This weekend I found a bird’s nest. It was nestled into one of the gears of my garage door, and when I brought it down, I studied it: a home of woven grass, sticks, and debris from the nearby alley. The birds had taken what was available and made it into a haven to cradle new life.
Your career is like a bird’s nest. The experiences you have had might look like a collection of debris, some of those experiences might feel shameful or “below” you. You may feel in some instances that an experience or a job was “all a mistake”. In fact, your myriad experiences – good and bad – hold you up in ways you might not even realize.
After I graduated from an elite university, I headed to New York. As a woman, I didn’t have even close to the same opportunities as men.

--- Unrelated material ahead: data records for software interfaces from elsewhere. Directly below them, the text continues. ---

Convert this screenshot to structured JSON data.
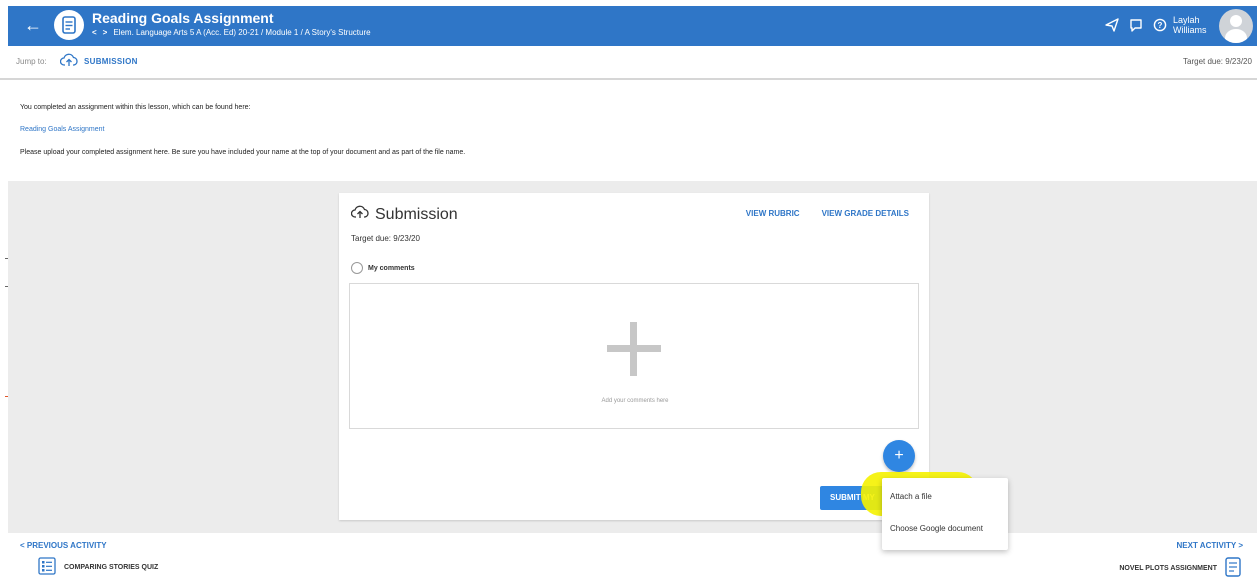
{
  "header": {
    "title": "Reading Goals Assignment",
    "breadcrumb": "Elem. Language Arts 5 A (Acc. Ed) 20-21 / Module 1 / A Story's Structure",
    "user_first": "Laylah",
    "user_last": "Williams",
    "icons": [
      "back-arrow-icon",
      "assignment-icon",
      "send-icon",
      "comment-icon",
      "help-icon",
      "user-avatar-icon"
    ]
  },
  "jump": {
    "label": "Jump to:",
    "link": "SUBMISSION",
    "target_due": "Target due: 9/23/20"
  },
  "body": {
    "intro": "You completed an assignment within this lesson, which can be found here:",
    "assignment_link": "Reading Goals Assignment",
    "instructions": "Please upload your completed assignment here. Be sure you have included your name at the top of your document and as part of the file name."
  },
  "submission": {
    "title": "Submission",
    "view_rubric": "VIEW RUBRIC",
    "view_grade_details": "VIEW GRADE DETAILS",
    "target_due": "Target due: 9/23/20",
    "comments_label": "My comments",
    "comments_placeholder": "Add your comments here",
    "fab_label": "+",
    "submit_label": "SUBMIT MY"
  },
  "attach_menu": {
    "items": [
      "Attach a file",
      "Choose Google document"
    ]
  },
  "footer": {
    "previous_label": "< PREVIOUS ACTIVITY",
    "previous_item": "COMPARING STORIES QUIZ",
    "next_label": "NEXT ACTIVITY >",
    "next_item": "NOVEL PLOTS ASSIGNMENT"
  },
  "colors": {
    "header_blue": "#2f76c7",
    "button_blue": "#2f86e2",
    "highlight_yellow": "#f5f200",
    "grey_background": "#ececec"
  }
}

The only way to get a foot in the door was to be a secretary. Think Mad Men. At Katherine Gibbs Secretarial School I learned to type and struggled through shorthand. What a come-down after studying Calculus, Asian Art, and the Greek philosophers. But Katherine Gibbs got my foot in the door, and eventually my experience grew, the world changed, and I had many opportunities.
As I came of age in the workforce, the women around me were refusing to learn how to type. For good reason. They now had a chance to enter management training programs like their male classmates, and they didn’t want to be perceived as secretaries. It’s why I never put Katherine Gibbs on my resume.
And then the computer age exploded. Keyboards were everywhere, even in the C-suite. Very few people actually know how to type easily and quickly, without looking at their fingers. But I could, and that once shameful experience at Katherine Gibbs began to augment my career as a consultant. I can have an intense conversation with a client and never take my eyes from her face. The amount of detailed notes the client receives as follow-up staggers them and gives them the confidence and trust that I was really listening. When I go to a conference, see the speaker, or view slides, I can capture every word for future reference.
So back to the bird’s nest. I found a way to weave that “debris” from my past into an amazing benefit in my current life.
And you can too.
If you are still holding on to the pain or shame of something in your past, pause and ask yourself what learning you took away. What positive resulted? How can you use that experience to weave the “nest for a new future”?
This weekend a group of men and women will have that opportunity in the Discover Your YIPPEE Retreat. Half day Friday and all day Saturday we are meeting in Nashville to find out how every part of our lives makes sense. And how we can use those experiences to propel forward into our highest visions of ourselves. Yippee retreats are life-changing and can bring you to places in your career you’ve only ever imagined. You still have time to register, and we’d so love to have you with us.
Until next Tuesday…or this weekend. YIPPEE!